|CARLTON RAY MARTINEZ-BEY,
JOSEPH G. ORTIZ
JOSEPH G. ORTIZ, Executive Director of the Colorado Department of Corrections.
(D.C. No. 05-cv-00907-MSK-MJW)
Mr. Martinez-Bey was convicted in two separate proceedings in 1984 of numerous crimes, including kidnaping, sexual assault and robbery, and was sentenced to multiple concurrent and consecutive sentences. In 1990, he received an additional consecutive sentence of 30 months after his conviction for attempt to possess contraband. Under Colorado law, Mr. Martinez-Bey is considered to be serving one composite sentence of 46 years and 6 months. In December 2001, he was evaluated for parole for the first time, but it was ultimately denied. He was informed that, pursuant to state law, he would not be reconsidered for parole for another three years.
Mr. Martinez-Bey filed a motion under Colorado Rule of Civil Procedure 60(b), challenging the Colorado Department of Correction's (CDOC) computation of his sentence and the parole board's refusal to reconsider him for parole for an additional three years. The state district court denied the motion, and the Colorado Supreme Court affirmed. Mr. Martinez-Bey then filed this § 2241 petition, claiming his constitutional rights were violated when (1) the CDOC misconstrued his sentence as a "single" sentence rather than a "continuous" sentence; (2) the parole board deferred his next hearing for three years; and (3) the CDOC continued to hold him beyond what he views as the expiration of his sentence. The district court ordered the respondent to show cause and subsequently denied Mr. Martinez-Bey's petition in a thorough and well-reasoned opinion.
Under the Antiterrorism and Effective Death Penalty Act (AEDPA), a state habeas petitioner "has no absolute entitlement to appeal a district court's denial of his petition. 28 U.S.C. § 2253." Miller-El v. Cockrell, 537 U.S. 322, 335 (2003). He first must obtain a COA in order for this court to have jurisdiction over the appeal.
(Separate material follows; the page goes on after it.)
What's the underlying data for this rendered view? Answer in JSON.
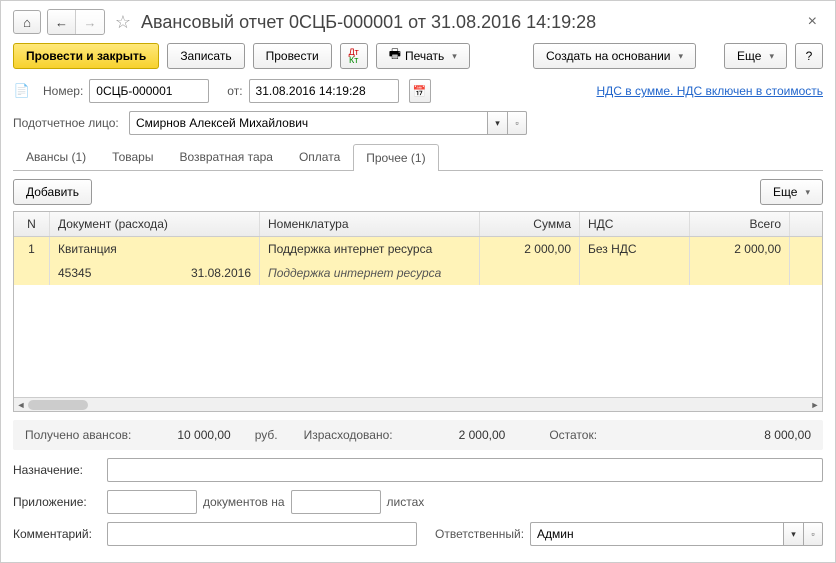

See id. at 336. We may issue a COA only if a petitioner makes "a substantial showing of the denial of a constitutional right." Slack v. McDaniel, 529 U.S. 473, 483 (2000). To do so, a petitioner must show "that reasonable jurists could debate whether . . . the petition should have been resolved in a different manner or that the issues presented were adequate to deserve encouragement to proceed further." Id. (internal quotation marks omitted).
In determining whether the petitioner has made the required showing, we review the claims presented in his habeas petition and generally assess their merit. See Miller-El, 537 U.S. at 336. In doing so, we "look to the District Court's application of AEDPA to petitioner's constitutional claims and ask whether that resolution was debatable amongst jurists of reason." Id.
After reviewing the parties' briefs and relevant Colorado law, we conclude Mr. Martinez-Bey has failed to make the showing required for the issuance of a COA for substantially the same reasons set forth in the district court's decision. Mr. Martinez-Bey has not shown that reasonable jurists could debate the district court's determination that he is not being unconstitutionally held beyond the end of his sentence nor unconstitutionally denied consideration of parole before the end of three years. Moreover, because Mr. Martinez-Bey has failed to demonstrate the existence of "a reasoned, nonfrivolous argument on the law and the facts in support of the issues raised on appeal," McIntosh v. U.S. Parole Comm'n, 115 F.3d 809, 812-13 (10th Cir. 1997), we deny his request to proceed ifp.
For the foregoing reasons, we DENY Mr. Martinez-Bey's ifp motion and his application for a COA, and we DISMISS this appeal.
ENTERED FOR THE COURT
Stephanie K. Seymour
*.This order is not binding precedent, except under the doctrines of law of the case, res judicata, and collateral estoppel.
1. The district court denied Mr. Martinez-Bey's application for a certificate of appealability (COA) and his motion to proceed informa pauperis (ifp).